For those who are keen in acquiring the Musical Fidelity V-DAC, please contact Mr Tony Lee of LTB Enterprise (local distributor) at 019-338 8577.

Addendum on 10.08.2009:My Musical Fidelity V-DAC is a brand new unit. Fresh out of its blister pack, it already sounds quite impressive although absolute airiness was slightly lacking. The review on its sonics detailed here is after some 16 hours of playing music. First of all, I dispel notion that its PRaT capability is poor in the review by UK's What Hifi. Far from it, I thought it sounds extremely rhythmic (I could no longer tolerate slow-sounding equipments lacking in PRaT no matter how well they sound in other areas nowadays. The driving force and rhythmic thrust propelling music forward and thus attracting us to keep on listening and tap our toes is of utmost importance to me). My V-DAC is being powered by the 500mA 12V DC wall-wart PSU bundled. It fills more flesh to bones of music than the inbuilt DAC in my NOS Sansui CD-X310 cdp and sounds slightly fuller yet tonally rich, and less lean than before. There are more extensions to both the top and bottom frequencies with the V-DAC, more so for the latter. It also lent a powerful bass weight to the overall sound. The top of V-DAC metal casing feels warm to touch, although not overly so which leads me to think that it actually requires more current than that provided by the 500mA 12V DC wall-wart PSU. A dedicated regulated PSU unit from a toroidal transformer capable of at least 3A plus a more decent 75Ω coax cable should bring about some further improvement to its sound. My initial impression on the looks factor of the V-DAC which has no front panel but only inputs at one end and outputs at the other is that it is a plain old Jane but it later endeared to me as being more practical and really more functional than having form, especially if we were to connect it to our computers. The sound emanated through the DAC has a certain rightness which will grow on us. It certainly did so to me. Verdict: A truly musical sounding equipment yet so affordable from Musical Fidelity!

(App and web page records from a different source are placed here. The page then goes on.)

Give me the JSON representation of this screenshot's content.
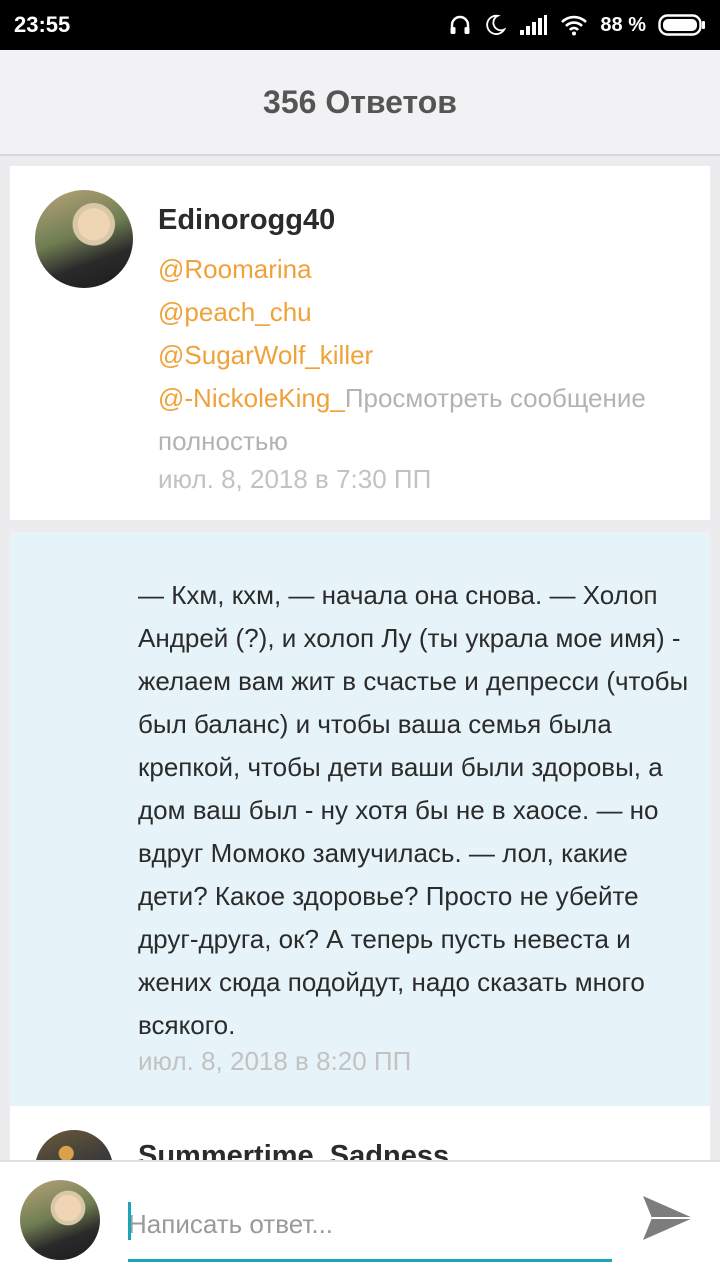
{
  "status_bar": {
    "time": "23:55",
    "battery_percent": "88 %",
    "icons": [
      "headphones-icon",
      "moon-icon",
      "signal-icon",
      "wifi-icon",
      "battery-icon"
    ]
  },
  "header": {
    "title": "356 Ответов"
  },
  "comments": [
    {
      "author": "Edinorogg40",
      "mentions": [
        "@Roomarina",
        "@peach_chu",
        "@SugarWolf_killer",
        "@-NickoleKing_"
      ],
      "view_full": "Просмотреть сообщение полностью",
      "date": "июл. 8, 2018 в 7:30 ПП"
    },
    {
      "text": "— Кхм, кхм, — начала она снова. — Холоп Андрей (?), и холоп Лу (ты украла мое имя) - желаем вам жит в счастье и депресси (чтобы был баланс) и чтобы ваша семья была крепкой, чтобы дети ваши были здоровы, а дом ваш был - ну хотя бы не в хаосе.  — но вдруг Момоко замучилась. — лол, какие дети? Какое здоровье? Просто не убейте друг-друга, ок? А теперь пусть невеста и жених сюда подойдут, надо сказать много всякого.",
      "date": "июл. 8, 2018 в 8:20 ПП"
    },
    {
      "author": "Summertime_Sadness"
    }
  ],
  "reply": {
    "placeholder": "Написать ответ...",
    "send_icon": "send-icon"
  },
  "colors": {
    "mention": "#f0a23a",
    "highlight_bg": "#e6f4f9",
    "accent": "#1aa6b7"
  }
}
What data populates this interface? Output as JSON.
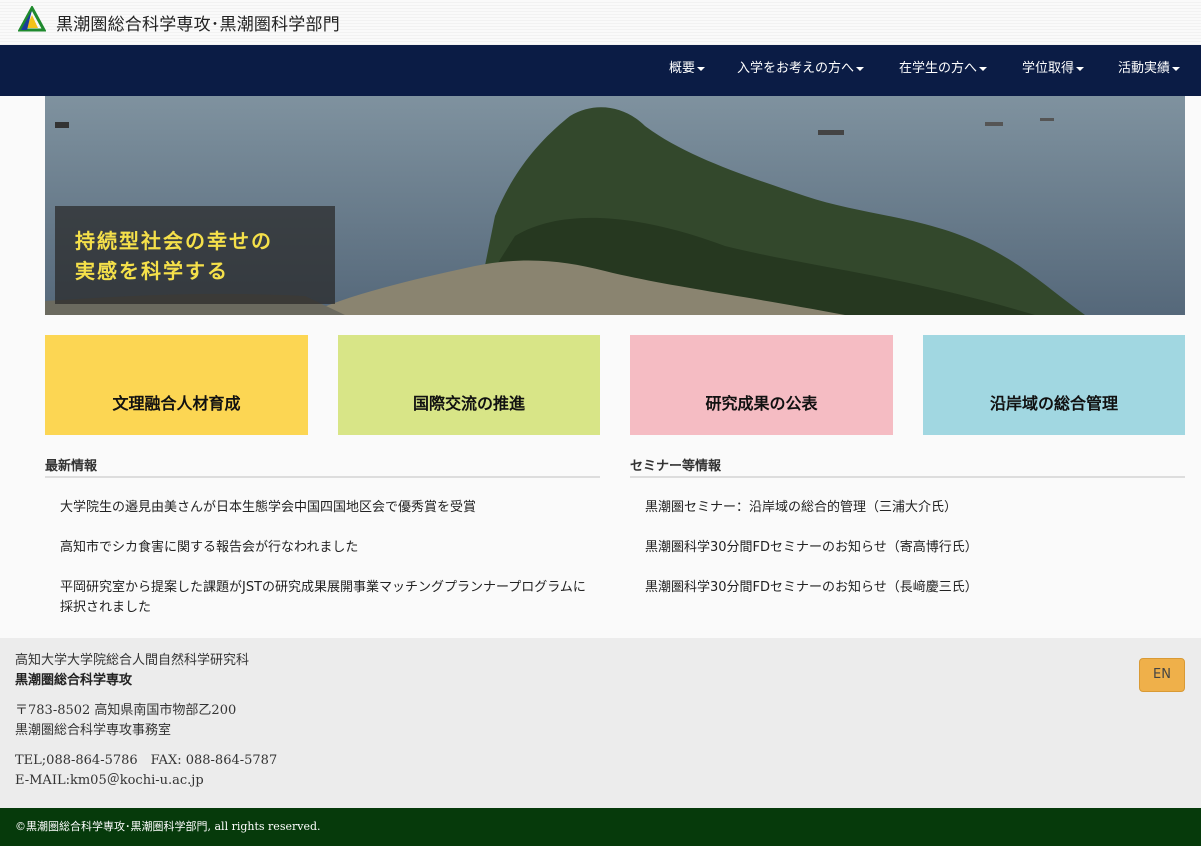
{
  "site": {
    "title": "黒潮圏総合科学専攻･黒潮圏科学部門"
  },
  "nav": {
    "items": [
      {
        "label": "概要"
      },
      {
        "label": "入学をお考えの方へ"
      },
      {
        "label": "在学生の方へ"
      },
      {
        "label": "学位取得"
      },
      {
        "label": "活動実績"
      }
    ]
  },
  "hero": {
    "line1": "持続型社会の幸せの",
    "line2": "実感を科学する"
  },
  "cards": [
    {
      "label": "文理融合人材育成",
      "color": "#fcd653"
    },
    {
      "label": "国際交流の推進",
      "color": "#d8e587"
    },
    {
      "label": "研究成果の公表",
      "color": "#f5bcc3"
    },
    {
      "label": "沿岸域の総合管理",
      "color": "#a1d7e1"
    }
  ],
  "news": {
    "heading": "最新情報",
    "items": [
      {
        "text": "大学院生の邉見由美さんが日本生態学会中国四国地区会で優秀賞を受賞"
      },
      {
        "text": "高知市でシカ食害に関する報告会が行なわれました"
      },
      {
        "text": "平岡研究室から提案した課題がJSTの研究成果展開事業マッチングプランナープログラムに採択されました"
      }
    ]
  },
  "seminar": {
    "heading": "セミナー等情報",
    "items": [
      {
        "text": "黒潮圏セミナー：沿岸域の総合的管理（三浦大介氏）"
      },
      {
        "text": "黒潮圏科学30分間FDセミナーのお知らせ（寄高博行氏）"
      },
      {
        "text": "黒潮圏科学30分間FDセミナーのお知らせ（長﨑慶三氏）"
      }
    ]
  },
  "footer": {
    "line1": "高知大学大学院総合人間自然科学研究科",
    "line2": "黒潮圏総合科学専攻",
    "line3": "〒783-8502 高知県南国市物部乙200",
    "line4": "黒潮圏総合科学専攻事務室",
    "line5": "TEL;088-864-5786　FAX: 088-864-5787",
    "line6": "E-MAIL:km05＠kochi-u.ac.jp",
    "lang_button": "EN"
  },
  "copyright": "©黒潮圏総合科学専攻･黒潮圏科学部門, all rights reserved."
}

Sonyman said...

Hi, Y C...

I want to ask you regarding about connecting this V DAC to a USB and extract audio through the PC.

How does it sound like? , Better than the Roksan CD player ?

Y.C. said...

Hi Sonyman,

I have, recently, just tried out iTunes with my V-DAC in my bedroom/study system but not in my main system.

As such, I could not comment whether the iTunes sound better than my Roksan Caspian cdp or otherwise. Perhaps later!


Sonyman said...

Hey YC are you saying that the player makes a difference also

Im using TT player from china, free software, but it is in chinese, but something like winamp.

it supports asio, and all sorts of drivers. sounds good.

i thought it was the DAC that makes all the diference

Y.C. said...

An integrated CD player consists of transport (data capturing mechanism) and DAC (data conversion) in a single chassis. When these components are housed separately in 2 different boxes, errors known as jitters arising from the transport itself and from interface between these components ought to be addressed. The software to correct them could be included to either one, both of these components or separately in another box.

Each CD player, transport or DAC is very different altogether in design and build, and consequently sounds and costs differently from one another. It would be foolish to assume that the sound of an entry-level USB-equipped DAC plugged to a computer hardisk playing audio files in lossless format would surpass a top flight integrated CD player.